Which lines in the records below contain the word "color"? Copy each one.

(EXERCISE MATERIALS)
--*--
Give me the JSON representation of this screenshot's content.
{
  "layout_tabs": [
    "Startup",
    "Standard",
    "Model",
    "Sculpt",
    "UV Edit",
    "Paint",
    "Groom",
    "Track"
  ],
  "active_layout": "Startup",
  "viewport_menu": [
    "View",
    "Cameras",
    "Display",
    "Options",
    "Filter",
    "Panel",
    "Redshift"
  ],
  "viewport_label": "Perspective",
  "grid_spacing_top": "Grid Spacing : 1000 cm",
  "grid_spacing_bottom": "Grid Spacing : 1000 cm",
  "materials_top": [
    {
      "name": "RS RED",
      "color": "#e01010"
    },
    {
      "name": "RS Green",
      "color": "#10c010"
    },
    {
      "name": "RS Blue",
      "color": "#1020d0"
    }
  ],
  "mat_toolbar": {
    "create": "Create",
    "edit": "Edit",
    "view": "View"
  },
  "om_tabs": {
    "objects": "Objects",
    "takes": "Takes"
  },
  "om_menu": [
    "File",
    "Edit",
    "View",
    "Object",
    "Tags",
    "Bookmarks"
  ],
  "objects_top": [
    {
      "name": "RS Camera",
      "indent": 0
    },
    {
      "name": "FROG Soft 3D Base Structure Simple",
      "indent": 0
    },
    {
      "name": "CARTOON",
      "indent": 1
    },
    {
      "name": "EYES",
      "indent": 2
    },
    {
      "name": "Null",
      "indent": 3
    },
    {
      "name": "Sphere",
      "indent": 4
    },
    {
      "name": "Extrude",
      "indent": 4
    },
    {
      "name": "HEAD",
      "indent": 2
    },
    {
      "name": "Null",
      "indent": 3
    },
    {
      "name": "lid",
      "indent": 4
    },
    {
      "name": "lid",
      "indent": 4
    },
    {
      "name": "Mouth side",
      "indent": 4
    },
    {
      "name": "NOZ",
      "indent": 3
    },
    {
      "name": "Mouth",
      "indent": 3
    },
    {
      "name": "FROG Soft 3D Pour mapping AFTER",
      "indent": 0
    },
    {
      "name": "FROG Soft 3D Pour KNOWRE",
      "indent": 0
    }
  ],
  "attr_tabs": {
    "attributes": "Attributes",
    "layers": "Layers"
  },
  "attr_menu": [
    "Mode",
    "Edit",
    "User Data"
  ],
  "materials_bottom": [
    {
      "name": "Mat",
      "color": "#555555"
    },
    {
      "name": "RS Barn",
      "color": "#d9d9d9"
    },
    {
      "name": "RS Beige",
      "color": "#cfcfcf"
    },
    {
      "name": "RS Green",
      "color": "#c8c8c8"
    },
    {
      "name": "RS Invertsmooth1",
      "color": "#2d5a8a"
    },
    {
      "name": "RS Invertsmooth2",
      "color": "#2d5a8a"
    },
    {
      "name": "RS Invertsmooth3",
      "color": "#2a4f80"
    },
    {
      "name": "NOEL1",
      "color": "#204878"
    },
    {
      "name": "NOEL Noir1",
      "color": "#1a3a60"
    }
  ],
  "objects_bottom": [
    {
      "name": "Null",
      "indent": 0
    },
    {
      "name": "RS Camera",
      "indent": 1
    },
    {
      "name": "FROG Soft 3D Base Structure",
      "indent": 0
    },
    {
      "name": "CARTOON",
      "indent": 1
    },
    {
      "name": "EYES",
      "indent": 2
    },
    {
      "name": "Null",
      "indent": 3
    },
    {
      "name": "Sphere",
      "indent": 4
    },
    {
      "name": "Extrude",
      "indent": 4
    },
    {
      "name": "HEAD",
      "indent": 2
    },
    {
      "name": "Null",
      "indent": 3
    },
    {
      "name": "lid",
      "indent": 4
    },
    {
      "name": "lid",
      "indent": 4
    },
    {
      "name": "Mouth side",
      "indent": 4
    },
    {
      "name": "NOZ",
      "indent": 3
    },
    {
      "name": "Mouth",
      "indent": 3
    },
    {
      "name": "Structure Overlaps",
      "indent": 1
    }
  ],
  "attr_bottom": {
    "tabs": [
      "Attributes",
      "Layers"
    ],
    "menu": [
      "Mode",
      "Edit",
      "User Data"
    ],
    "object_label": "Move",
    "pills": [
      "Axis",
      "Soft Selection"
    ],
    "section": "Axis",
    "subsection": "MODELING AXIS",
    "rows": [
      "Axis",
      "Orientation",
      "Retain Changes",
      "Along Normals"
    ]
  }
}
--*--
(SOLUTION FOR THIS EXERCISE)
      "color": "#e01010"
      "color": "#10c010"
      "color": "#1020d0"
      "color": "#555555"
      "color": "#d9d9d9"
      "color": "#cfcfcf"
      "color": "#c8c8c8"
      "color": "#2d5a8a"
      "color": "#2d5a8a"
      "color": "#2a4f80"
      "color": "#204878"
      "color": "#1a3a60"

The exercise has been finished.